- Rob Carnevale
- 25 June 2009
Public Enemies always had the potential to be special given that it’s a crime saga from the director of Heat that follows one of America’s most colourful outlaws, as played by one of Hollywood’s most versatile and talented stars.
Fortunately, Michael Mann’s latest is every bit as great as the build-up suggests, with Johnny Depp typically mesmerising as John Dillinger. Based on Bryan Burrough’s book, Public Enemies: America’s Greatest Crime Wave and the Birth of the FBI, 1933–34, the film chronicles Dillinger’s Depression-era crime spree and how it brought about a change in tactics by the FBI.
It’s packed with fascinating characters (from Feds Melvin Purvis and J Edgar Hoover to criminals Baby Face Nelson and Pretty Boy Floyd) and overflowing with bank robberies, shoot-outs and prison breaks. In short, it’s Mann doing what Mann does best.
As with Collateral and Miami Vice, the director has chosen to shoot much of the film in his now trademark hand-held style, which lends the films – and particularly its gunfights – an immediacy that makes the story all the more gripping.
His decision to use as many real locations as possible – including the site of Dillinger’s most famous gunfight at Little Bohemia Lodge in Wisconsin and the site of his death outside Chicago’s Biograph Theatre – heightens the authenticity.
There are minor niggles, such as the occasional distortion of history (Nelson’s fate, in particular, might grate), as well as not enough time or depth for Christian’s Bale’s Purvis or Stephen Graham’s Baby Face.
But Depp expertly combines the charisma that helped Dillinger to become dubbed America’s Robin Hood with the inherent danger of a violent, unpredictable gangster. His relationship with Marion Cotillard’s love interest Billie Frechette is nicely played and is genuinely moving.

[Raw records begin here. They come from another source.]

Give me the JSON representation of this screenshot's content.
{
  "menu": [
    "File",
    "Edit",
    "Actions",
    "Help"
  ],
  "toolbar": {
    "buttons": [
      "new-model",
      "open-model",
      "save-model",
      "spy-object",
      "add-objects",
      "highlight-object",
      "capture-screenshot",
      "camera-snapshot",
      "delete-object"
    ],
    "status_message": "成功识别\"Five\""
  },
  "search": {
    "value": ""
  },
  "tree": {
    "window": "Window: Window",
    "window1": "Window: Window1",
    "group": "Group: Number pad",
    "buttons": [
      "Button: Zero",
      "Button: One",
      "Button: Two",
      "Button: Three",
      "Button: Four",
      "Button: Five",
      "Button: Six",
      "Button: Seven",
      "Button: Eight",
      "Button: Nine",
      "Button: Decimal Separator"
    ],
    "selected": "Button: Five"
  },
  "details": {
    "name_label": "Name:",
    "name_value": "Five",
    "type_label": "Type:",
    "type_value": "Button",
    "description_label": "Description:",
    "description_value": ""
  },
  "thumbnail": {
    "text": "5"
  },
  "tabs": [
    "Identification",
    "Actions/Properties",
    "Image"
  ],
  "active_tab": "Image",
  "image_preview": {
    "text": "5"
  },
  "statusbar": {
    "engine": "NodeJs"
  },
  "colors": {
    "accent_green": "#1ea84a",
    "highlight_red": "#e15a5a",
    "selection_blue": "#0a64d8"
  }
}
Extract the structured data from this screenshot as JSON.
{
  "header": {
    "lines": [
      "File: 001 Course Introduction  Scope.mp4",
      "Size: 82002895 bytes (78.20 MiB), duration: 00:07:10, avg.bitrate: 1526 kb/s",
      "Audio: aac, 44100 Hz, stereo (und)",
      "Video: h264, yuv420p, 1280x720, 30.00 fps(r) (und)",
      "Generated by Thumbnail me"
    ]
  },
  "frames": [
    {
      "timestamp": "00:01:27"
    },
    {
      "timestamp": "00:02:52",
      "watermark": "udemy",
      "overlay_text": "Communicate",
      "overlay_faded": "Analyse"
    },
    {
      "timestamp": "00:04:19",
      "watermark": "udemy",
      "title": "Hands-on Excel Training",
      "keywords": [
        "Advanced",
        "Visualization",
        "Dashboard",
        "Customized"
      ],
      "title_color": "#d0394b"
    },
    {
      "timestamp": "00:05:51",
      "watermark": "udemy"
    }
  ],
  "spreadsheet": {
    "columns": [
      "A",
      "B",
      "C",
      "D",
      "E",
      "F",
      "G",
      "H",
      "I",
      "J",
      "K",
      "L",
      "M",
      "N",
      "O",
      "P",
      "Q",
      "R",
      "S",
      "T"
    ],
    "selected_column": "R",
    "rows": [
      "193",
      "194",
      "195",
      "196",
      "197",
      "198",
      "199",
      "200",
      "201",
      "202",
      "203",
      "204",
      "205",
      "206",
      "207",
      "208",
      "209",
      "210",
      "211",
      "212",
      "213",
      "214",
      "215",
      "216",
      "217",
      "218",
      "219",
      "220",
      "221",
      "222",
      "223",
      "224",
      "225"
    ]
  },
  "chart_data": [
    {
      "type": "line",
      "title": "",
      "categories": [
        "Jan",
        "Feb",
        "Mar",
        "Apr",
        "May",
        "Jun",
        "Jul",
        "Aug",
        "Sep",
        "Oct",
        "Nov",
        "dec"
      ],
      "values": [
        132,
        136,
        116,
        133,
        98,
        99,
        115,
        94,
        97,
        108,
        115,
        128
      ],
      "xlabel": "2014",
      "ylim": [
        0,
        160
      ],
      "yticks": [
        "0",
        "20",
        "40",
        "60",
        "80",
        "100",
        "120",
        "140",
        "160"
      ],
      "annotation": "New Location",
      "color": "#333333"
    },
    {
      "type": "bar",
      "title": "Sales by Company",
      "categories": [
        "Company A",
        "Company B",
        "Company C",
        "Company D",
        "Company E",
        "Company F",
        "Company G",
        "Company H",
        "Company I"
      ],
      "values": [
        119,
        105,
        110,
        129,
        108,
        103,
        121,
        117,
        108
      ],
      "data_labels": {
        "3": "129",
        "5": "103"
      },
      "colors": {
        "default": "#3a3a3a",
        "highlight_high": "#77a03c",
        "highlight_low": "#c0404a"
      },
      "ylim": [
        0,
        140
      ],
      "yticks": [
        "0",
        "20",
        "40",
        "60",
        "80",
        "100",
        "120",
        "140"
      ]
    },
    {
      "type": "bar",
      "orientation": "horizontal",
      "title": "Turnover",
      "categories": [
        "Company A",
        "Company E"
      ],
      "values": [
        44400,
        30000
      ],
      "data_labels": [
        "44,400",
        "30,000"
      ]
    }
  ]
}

On this form, there are few finer actors working in mainstream Hollywood today.
Public Enemies is gripping, powerful stuff that, even at just shy of two-and-a-half hours, doesn’t feel long enough.
(15) 143min. General release from Wed 1 Jul.